EMI Course Summaries
This course begins with a review of the history and development of Eye Movement Integration™ (EMI) from its origins as a part of Neuro Linguistic Programming in 1980 to the present. Participants learn several NLP presuppositions upon which this technique is based and their relevance to EMI. Participants also learn how stress-causing events, thoughts, neurobiology and sensory information interrelate in the persistence of anxiety and traumatic memories. Through demonstration and practice, participants learn how to establish rapport with a client, test for eye accessing patterns, anchor a client in safety or confidence, determine the structure of an anxiety producing memory, use therapeutic dissociation, deal with client abreactions and effectively perform an EMI session and evaluate the results using a subjective units of distress (SUD) scale and the PTSD Checklist – Civilian Version. Mastery of the skills taught in this course prepares participants to successfully utilize this technique with clients. This course requires 15 hours of instruction and is normally scheduled on two consecutive days. A certificate of completion from Phoenix Counseling & Hypnotherapy is awarded to participants who demonstrate mastery in course content.

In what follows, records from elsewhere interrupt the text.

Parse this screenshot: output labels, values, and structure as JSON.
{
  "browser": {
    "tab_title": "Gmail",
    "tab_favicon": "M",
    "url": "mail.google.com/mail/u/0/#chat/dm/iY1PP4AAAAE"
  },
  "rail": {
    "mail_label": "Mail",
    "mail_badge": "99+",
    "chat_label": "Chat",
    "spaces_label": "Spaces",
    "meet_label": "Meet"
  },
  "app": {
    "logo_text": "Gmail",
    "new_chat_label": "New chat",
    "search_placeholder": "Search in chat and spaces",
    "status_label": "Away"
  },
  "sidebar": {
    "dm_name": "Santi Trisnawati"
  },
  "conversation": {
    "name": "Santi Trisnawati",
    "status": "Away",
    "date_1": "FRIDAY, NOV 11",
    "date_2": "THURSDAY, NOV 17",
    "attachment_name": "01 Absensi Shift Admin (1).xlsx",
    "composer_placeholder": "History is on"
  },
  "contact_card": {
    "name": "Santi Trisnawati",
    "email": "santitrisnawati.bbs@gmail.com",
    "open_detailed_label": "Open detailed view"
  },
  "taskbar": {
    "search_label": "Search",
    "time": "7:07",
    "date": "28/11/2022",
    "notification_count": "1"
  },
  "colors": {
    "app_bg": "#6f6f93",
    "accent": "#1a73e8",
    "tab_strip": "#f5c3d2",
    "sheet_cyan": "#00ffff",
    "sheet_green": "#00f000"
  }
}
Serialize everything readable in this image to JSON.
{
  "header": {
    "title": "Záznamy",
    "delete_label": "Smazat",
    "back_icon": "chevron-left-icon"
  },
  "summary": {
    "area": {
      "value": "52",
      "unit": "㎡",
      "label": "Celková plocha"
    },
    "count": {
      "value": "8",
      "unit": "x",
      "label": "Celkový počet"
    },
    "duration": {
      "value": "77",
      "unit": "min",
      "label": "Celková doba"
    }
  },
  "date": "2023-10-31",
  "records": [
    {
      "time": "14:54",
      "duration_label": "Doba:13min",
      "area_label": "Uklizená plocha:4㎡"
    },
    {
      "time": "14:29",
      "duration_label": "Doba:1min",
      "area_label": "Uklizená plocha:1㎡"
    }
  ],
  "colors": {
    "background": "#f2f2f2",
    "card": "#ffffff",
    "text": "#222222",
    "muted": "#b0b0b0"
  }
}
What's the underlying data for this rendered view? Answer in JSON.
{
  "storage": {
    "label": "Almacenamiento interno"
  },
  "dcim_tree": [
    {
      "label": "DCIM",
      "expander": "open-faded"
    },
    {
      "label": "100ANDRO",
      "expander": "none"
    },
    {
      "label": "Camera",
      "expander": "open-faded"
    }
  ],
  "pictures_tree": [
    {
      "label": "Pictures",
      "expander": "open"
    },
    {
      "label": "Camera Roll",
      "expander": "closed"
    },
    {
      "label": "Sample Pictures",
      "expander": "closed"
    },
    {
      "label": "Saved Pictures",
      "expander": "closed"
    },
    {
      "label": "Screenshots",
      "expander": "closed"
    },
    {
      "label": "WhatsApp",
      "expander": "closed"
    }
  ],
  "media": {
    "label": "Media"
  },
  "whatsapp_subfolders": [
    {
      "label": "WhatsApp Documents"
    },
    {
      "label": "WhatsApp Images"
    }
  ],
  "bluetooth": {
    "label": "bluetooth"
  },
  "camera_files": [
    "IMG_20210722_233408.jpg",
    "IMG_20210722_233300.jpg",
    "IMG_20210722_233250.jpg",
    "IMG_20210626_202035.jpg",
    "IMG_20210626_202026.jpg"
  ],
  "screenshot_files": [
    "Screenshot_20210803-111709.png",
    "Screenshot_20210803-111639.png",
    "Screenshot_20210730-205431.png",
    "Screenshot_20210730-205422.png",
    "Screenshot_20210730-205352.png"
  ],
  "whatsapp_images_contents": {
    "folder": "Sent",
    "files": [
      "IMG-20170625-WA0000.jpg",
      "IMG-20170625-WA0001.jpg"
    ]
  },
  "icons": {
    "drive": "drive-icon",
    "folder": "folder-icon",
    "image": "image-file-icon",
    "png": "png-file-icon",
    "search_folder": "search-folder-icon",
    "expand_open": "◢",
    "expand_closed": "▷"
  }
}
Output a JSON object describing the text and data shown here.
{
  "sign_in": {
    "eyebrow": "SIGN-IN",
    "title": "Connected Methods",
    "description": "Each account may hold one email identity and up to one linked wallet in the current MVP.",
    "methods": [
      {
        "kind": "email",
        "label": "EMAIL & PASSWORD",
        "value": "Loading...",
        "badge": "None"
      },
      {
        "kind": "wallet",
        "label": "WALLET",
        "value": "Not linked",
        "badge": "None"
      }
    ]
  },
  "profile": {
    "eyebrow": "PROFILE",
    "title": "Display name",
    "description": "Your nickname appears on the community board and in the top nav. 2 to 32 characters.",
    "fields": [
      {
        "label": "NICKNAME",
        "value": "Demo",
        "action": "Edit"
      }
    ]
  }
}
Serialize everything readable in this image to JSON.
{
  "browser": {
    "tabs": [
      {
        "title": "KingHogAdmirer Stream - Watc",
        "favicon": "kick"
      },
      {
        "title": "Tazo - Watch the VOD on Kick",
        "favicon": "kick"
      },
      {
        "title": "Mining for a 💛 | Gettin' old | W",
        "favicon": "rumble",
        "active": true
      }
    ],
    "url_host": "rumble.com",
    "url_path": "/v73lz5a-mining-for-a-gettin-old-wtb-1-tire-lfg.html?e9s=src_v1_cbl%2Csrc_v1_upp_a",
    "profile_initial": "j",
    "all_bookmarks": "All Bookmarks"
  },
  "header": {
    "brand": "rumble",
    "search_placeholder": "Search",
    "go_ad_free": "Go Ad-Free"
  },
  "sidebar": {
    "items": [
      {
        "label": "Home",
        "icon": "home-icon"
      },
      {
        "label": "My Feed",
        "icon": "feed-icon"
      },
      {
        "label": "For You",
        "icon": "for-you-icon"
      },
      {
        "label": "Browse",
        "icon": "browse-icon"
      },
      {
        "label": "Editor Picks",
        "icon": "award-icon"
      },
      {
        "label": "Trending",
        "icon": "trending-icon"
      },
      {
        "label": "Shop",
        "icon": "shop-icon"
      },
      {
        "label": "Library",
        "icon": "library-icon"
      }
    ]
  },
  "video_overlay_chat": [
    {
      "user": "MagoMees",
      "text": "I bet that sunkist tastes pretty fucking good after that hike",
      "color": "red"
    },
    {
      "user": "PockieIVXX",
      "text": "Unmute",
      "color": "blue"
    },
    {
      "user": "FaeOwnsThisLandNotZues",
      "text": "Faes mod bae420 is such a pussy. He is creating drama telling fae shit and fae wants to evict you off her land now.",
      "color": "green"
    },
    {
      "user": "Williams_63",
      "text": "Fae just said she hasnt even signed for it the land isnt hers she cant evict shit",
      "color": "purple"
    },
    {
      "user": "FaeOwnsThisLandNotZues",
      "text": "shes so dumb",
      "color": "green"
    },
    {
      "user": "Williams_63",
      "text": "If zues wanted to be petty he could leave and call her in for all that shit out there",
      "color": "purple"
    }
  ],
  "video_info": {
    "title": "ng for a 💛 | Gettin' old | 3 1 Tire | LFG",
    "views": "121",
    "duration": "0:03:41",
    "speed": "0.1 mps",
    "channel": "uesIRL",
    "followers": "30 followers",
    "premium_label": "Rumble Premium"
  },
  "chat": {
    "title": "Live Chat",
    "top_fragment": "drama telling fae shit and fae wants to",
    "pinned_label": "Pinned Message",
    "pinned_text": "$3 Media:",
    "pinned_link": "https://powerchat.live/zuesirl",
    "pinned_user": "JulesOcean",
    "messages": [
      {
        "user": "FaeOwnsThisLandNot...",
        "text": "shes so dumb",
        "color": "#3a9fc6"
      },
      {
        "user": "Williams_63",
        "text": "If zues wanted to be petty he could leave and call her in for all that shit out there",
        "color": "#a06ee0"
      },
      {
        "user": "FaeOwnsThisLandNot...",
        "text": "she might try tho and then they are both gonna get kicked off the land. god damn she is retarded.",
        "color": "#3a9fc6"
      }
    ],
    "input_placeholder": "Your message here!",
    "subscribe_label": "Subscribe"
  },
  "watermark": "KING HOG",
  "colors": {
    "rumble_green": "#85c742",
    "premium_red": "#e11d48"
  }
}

Level II is designed for participants who have completed level one or who have sufficient experience in using EMI with clients (as determined by the teacher). The course begins with a brief review of the topics taught in level one followed by a question and answer period to make sure that any clarifications needed are satisfied. New skills taught in level II include the concepts of spoken “imbedded commands” and “reframing language” and how to integrate these NLP techniques when using EMI with clients. Sufficient demonstration and practice assures the acquisition of these new skills. Participants also present case studies of their own use of EMI, whether successes or failures, followed by “post mortems” and group discussion. This course requires 7 hours of instruction. Certificates of completion are also awarded for this program.
Andreas, S., 1993. NLP Eye Movement Integration, video, NLP Comprehensive, Boulder, Colorado.
Beaulieu, D., 2003. Eye Movement Integration Therapy: The Comprehensive Clinical Guide, Crown House Publishing, Williston, VT.
Blanchard, E. B., Jones-Alexander, J., Buckley, T. C., & Forneris, C. A. (1996).Psychometric properties of the PTSD checklist (PCL). Behavioral Research & Therapy, 34, 669-673.
Deninger, M., 2010. Eye Movement Integration™: A “Sensational” Brief Therapy Technique for Reducing the Effects of Trauma. Presentation at Male Survivor’s 12th International Conference: Healing & Hope. March 18-20, New York City.
Dilts, R., Grinder, J., Bandler, R., and DeLozier, J., 1980. NLP (Vol. I), Meta Publications, Capitola, CA.
Dilts, R. and Delozier, J, 2000. Encyclopedia of Systemic NLP and NLP New Coding, NLP University Press, Scotts Valley, CA
Klein, R., 2001. Eye Movement Integration™: PTSD – Dog Attack (video). American Hypnosis Training Academy, Inc.
Shapiro, F., Efficacy of the eye movement desensitization procedure in the treatment of traumatic memories, Journal of Traumatic Stress, 2(2), 199-223